Monday, October 31, 2005

White House Tricks, NPR Treats

On Thursday, Harriet Miers announced her withdrawal as Supreme Court nominee, effectively siphoning off some of the build-up to Indictment Day.

On Friday, a major figure within the White House was indicted, and the odds are that the Scooter Libby is just the first among several Bushies who will be swept away by the ongoing Fitzgerald investigation. The biggest names actively in play are Karl Rove and Dick Cheney. Gee, you think the White House might want to divert the press from continuing to report on the scandal?

After a weekend's repose, we all woke up to the White House announcing its new Supreme Court pick. Monday morning - the first real news cycle after the indictments came down. The administration's intent would be obvious to a third grader, or a program planner at Faux News looking for something, anything to air that didn't dwell on the catastrophes of the Bush regime.

How did savvy, independent NPR handle this ploy? Did they, in their necessary coverage of the nomination, point out the diversionary nature of the announcement? No, in the immediate hour after the announcement, Morning Edition went wall-to-wall with Alito. Perhaps one of their analysts mentioned something about the timing, but if they did slip that in, that must have been while I was in the shower. Other than their weekly Cokie Roberts interview, Morning Edition didn't even mention the White House scandal, as far as I heard or can see on their website. Their hourly news headlines have led with Alito, and had absolutely nothing about Treasongate in the cycles I've heard.

Top aide indicted? Look, over there, it's the Supreme Pumpkin, NPR. Trick or Treat!

Tuesday, October 25, 2005

Arizona's Shame is America's Shame

The Arizona Daily Star has this story about a rape victim who was refused emergency contraception because of pharmacists in Tuscon who are too moral to stock or dispense the drug. Tuscon is one of Arizona's largest cities, and Arizona is one of the less rigidly Neanderthal red states. Women in more rural areas of much of the South and West must find it absolutely impossible to purchase Plan B. The result, of course, is that they will not get the drug in time, they will become pregnant, and then they will seek abortions (at great difficulty and expense). The pharmacists who won't supply morning-after pills to women who don't want to become pregnant presumably do so out of the righteous certainty that "life begins at conception." Are they too stubborn to realize that their actions actually lead to more abortions, not fewer? Or are they just too dense to understand that they are not God and are not uniquely capable of determining God's will?

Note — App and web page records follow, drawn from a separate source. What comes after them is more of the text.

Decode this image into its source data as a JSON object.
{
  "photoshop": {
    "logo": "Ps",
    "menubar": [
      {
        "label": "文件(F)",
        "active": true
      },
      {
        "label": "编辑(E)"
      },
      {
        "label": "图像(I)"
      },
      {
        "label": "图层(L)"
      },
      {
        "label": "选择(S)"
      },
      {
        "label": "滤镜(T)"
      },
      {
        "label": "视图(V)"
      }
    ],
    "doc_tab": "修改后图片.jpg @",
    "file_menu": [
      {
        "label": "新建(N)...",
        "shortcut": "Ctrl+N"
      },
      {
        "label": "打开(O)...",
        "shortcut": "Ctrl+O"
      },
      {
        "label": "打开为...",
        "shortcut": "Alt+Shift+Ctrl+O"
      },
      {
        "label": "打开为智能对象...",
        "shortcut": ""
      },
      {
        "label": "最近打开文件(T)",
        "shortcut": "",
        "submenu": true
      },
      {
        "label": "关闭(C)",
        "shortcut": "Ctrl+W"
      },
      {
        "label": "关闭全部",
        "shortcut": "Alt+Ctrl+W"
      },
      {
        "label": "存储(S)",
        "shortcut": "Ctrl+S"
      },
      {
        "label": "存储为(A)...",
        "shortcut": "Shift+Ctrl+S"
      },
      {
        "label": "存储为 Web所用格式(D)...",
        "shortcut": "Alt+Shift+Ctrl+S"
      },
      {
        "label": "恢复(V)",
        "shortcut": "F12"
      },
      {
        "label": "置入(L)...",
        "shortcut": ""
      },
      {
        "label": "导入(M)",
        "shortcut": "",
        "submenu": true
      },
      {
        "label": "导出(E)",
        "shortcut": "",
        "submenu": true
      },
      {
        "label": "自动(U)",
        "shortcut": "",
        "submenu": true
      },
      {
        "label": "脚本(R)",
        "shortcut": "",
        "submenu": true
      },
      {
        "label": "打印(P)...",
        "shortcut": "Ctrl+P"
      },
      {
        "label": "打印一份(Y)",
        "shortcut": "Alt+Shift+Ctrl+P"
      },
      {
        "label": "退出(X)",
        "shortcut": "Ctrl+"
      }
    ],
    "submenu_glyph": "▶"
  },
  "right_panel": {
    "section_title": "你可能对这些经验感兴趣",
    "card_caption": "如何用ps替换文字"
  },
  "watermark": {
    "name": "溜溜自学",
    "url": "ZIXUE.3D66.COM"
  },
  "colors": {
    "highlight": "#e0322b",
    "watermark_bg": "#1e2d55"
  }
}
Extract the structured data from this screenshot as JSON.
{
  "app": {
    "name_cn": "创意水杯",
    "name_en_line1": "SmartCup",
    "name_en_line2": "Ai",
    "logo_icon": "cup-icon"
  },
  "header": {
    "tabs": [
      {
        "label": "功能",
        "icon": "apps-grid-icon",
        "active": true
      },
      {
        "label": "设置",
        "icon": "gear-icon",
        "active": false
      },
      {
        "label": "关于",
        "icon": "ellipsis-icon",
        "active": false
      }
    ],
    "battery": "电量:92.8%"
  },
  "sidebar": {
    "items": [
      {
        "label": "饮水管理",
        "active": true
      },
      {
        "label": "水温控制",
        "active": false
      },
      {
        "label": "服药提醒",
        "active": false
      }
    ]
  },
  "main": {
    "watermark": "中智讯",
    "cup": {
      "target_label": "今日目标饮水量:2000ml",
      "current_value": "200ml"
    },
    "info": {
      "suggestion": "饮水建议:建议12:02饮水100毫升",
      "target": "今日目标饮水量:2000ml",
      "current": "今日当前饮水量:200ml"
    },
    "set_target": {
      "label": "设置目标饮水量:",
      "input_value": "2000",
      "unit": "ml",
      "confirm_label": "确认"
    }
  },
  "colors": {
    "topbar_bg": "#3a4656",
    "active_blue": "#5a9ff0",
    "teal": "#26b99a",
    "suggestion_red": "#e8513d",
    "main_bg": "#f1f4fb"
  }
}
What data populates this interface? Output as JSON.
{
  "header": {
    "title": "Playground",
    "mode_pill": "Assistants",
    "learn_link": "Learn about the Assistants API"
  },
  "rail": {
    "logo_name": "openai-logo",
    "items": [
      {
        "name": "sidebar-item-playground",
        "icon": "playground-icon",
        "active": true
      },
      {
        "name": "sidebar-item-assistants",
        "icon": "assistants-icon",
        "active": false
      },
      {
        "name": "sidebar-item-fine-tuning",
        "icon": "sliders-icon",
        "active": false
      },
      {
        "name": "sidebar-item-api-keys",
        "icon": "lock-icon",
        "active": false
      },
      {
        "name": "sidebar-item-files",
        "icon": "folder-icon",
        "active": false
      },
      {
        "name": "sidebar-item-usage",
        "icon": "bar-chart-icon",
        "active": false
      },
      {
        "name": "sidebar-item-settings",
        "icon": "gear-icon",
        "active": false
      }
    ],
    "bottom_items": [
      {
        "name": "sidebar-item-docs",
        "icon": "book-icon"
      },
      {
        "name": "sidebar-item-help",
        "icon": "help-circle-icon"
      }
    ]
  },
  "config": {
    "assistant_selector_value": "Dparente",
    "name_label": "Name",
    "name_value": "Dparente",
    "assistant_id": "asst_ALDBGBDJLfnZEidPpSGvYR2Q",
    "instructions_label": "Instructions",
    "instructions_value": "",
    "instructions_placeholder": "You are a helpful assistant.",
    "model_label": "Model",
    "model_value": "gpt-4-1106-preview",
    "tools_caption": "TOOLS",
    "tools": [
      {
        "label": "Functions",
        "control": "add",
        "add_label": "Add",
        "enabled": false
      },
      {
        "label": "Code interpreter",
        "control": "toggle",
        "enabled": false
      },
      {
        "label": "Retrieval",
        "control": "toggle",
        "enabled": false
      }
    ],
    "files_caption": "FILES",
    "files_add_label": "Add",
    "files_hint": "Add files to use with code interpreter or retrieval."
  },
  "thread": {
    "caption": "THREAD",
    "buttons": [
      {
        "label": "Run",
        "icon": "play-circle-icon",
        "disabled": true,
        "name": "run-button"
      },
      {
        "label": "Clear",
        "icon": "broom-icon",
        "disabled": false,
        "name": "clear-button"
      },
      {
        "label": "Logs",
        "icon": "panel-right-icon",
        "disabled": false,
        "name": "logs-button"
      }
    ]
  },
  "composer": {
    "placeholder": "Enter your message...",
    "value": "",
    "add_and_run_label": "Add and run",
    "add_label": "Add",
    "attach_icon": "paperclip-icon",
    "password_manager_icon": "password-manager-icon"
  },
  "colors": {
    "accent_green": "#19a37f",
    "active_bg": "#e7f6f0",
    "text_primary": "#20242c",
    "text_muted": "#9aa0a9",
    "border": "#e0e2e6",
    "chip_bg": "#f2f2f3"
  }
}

I pray for them, for the Tuscon victim of rape and willful pharmacist malpractice, and for the thousands of women at risk of being saved from unfortunate pregnancies by the Bible Belt. May God have mercy on their souls.

Monday, October 03, 2005

Free, Free Falling

Things aren't going so well for the Bush regime these days. As if quagmire in Iraq, bungling after Katrina, and a universally negative reaction to his crony pick for the Supreme Court weren't bad enough, now they've got to contend with jokers like this:

(The link points to an addictive little interactive web commentary on the presidency. You can use your mouse if the Bushie gets stuck.)